Tom Reed becomes Republican Leader of Social Security Subcommittee

WASHINGTON – Social Security recipients in Western New York suddenly have good contacts in high places.

Both Rep. Brian Higgins, a Buffalo Democrat, and Rep. Tom Reed, a Corning Republican, will serve on the House Social Security Subcommittee in the new Congress and Reed will be the leader of the panel’s Republican minority. The two lawmakers announced their new positions on Thursday.

Both lawmakers serve on the House Ways and Means Committee, which oversees Social Security.

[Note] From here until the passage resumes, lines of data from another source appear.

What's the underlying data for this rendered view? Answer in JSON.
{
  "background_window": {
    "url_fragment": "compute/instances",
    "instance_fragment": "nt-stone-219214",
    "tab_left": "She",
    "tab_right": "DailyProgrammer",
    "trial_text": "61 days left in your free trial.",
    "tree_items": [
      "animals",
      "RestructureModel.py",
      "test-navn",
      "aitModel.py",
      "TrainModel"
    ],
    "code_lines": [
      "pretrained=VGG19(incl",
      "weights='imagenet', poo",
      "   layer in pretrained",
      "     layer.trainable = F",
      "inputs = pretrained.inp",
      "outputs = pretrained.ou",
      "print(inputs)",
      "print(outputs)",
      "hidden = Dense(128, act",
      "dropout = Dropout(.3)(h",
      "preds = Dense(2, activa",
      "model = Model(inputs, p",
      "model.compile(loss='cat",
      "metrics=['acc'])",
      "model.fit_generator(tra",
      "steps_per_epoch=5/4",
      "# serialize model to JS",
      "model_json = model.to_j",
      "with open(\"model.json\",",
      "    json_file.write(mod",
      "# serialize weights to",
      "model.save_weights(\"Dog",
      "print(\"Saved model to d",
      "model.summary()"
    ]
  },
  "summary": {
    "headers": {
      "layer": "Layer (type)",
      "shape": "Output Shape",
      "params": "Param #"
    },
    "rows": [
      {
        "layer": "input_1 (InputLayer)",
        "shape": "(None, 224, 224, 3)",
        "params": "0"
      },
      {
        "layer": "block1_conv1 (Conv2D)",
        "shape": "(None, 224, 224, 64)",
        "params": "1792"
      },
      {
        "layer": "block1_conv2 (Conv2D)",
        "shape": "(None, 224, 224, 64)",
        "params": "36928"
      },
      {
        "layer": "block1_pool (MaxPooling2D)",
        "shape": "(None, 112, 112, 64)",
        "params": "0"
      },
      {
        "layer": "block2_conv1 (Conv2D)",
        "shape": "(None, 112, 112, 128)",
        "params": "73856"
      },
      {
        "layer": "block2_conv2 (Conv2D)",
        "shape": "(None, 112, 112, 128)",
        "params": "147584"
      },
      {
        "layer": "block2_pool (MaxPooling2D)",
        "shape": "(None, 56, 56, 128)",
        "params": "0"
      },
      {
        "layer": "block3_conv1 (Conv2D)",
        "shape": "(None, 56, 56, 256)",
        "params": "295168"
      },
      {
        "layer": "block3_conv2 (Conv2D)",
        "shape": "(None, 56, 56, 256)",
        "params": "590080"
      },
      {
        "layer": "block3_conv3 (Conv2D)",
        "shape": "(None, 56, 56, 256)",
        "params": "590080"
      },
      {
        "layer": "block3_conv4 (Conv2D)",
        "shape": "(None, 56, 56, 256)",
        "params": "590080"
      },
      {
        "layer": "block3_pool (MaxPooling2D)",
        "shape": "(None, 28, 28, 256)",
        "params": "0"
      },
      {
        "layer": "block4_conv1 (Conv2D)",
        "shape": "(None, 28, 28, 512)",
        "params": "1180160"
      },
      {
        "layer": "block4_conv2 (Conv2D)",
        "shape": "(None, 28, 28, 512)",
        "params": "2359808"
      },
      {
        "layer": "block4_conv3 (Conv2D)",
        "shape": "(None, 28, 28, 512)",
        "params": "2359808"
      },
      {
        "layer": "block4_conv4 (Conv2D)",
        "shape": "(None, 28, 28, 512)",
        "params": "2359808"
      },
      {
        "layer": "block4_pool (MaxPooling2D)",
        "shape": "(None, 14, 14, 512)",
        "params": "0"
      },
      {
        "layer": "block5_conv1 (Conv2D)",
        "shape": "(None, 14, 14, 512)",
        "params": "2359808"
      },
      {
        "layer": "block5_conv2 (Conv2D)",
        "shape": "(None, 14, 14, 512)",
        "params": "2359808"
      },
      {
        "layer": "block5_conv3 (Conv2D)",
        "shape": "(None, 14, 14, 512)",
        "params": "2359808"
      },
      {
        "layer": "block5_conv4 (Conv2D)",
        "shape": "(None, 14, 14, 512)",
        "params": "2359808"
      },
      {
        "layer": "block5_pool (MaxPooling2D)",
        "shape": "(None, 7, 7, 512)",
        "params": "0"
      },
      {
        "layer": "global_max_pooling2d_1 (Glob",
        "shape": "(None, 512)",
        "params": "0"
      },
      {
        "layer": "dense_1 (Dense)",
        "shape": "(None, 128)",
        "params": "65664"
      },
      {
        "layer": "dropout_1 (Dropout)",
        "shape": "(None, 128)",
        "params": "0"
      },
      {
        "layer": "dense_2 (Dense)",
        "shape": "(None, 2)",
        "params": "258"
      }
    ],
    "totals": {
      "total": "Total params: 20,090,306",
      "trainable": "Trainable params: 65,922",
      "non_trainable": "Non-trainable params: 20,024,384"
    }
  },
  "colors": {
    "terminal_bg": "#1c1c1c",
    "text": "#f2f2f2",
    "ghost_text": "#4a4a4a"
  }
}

And their new roles on the Ways and Means Social Security Subcommittee will mean a growing legislative role for both.

On that panel, Higgins plans to consider a more generous way to measure inflation so that seniors would get bigger annual raises.

“Social Security recipients will spend that money,” Higgins said. “Any increase will find its way back into the economy.”

House Democrats, who took control of the chamber in last November’s election, have expressed interest in indexing Social Security to the federal government’s Consumer Price Index for the Elderly, which more accurately mirrors the actual costs seniors pay for health care, housing and other items. Their annual Social Security increase currently depends on the Consumer Price Index for Urban Wage Earners and Clerical Workers, a more general measure.

Meanwhile, some Republicans have favored moving to a “chained” Consumer Price Index which would mean lower raises, as it takes into account the fact that sometimes shoppers choose lower-cost replacement products when what they had been using gets more expensive.

Asked if Reed favors the chained Consumer Price Index concept, Reed spokesman Will Reinert said he wants to “keep all ideas on the table” as the panel tries to find ways to ensure Social Security’s long-term fiscal health.

Reed said stabilizing Social Security’s finances will be among his top priorities. With the Baby Boom generation aging, Social Security is on target to run out of reserves in 2034, meaning a restructuring of benefits or increased payroll taxes will likely be necessary before then.

While Reed promised to work on a bipartisan basis for a long-term Social Security fix, he also said he plans to focus on short-term goals aimed at helping today’s beneficiaries.

“How can we deliver benefits more effectively?” he asked. “How can we administer the Social Security Administration in a 21st Century manner, utilizing technology resources, the power of computing, making sure that we have a Social Security Administration that is responding to beneficiaries in a real-time and most efficient and effective way?”

Higgins will continue to serve on the Ways and Means subcommittees on Health and Trade.

House Speaker Nancy Pelosi asked Higgins to continue serving on the House Budget Committee as well, giving him an unusually heavy committee workload — and perhaps signaling there are no hard feelings between the two even though Higgins originally opposed Pelosi’s bid to return to the speakership before changing his mind.

In addition, Higgins will continue to serve as an assistant whip – in other words, a vote-counter – for House Democrats. He served the largely ceremonial role of vice ranking member of the Ways and Means Committee in the last caucus, but that post rotates among members, so he will not serve in it in the new Congress.

Reed will also continue to serve on the Ways and Means subcommittees on Health and Human Resources.

Rep. Chris Collins, a Clarence Republican, will serve on no committees in the current House as he awaits his February 2020 trial on felony fraud and conspiracy charges in connection with an alleged insider stock trading scheme. Collins denies the charges and vows to fight them in court.

Collins’ spokeswoman, Jennifer Brown, said he is disappointed that he is not on any committees, but stressed that he still serves on more than three dozen House caucuses, which are more informal groups that focus on particular subjects.

Stressing that committee work is less important for members of the minority, Brown added: “The Congressman is meeting regularly with constituents, traveling the district and meeting with many organizations that have business before Congress. He is also working with his team to continue to aggressively work on issues his constituents face in their dealings with the federal government.”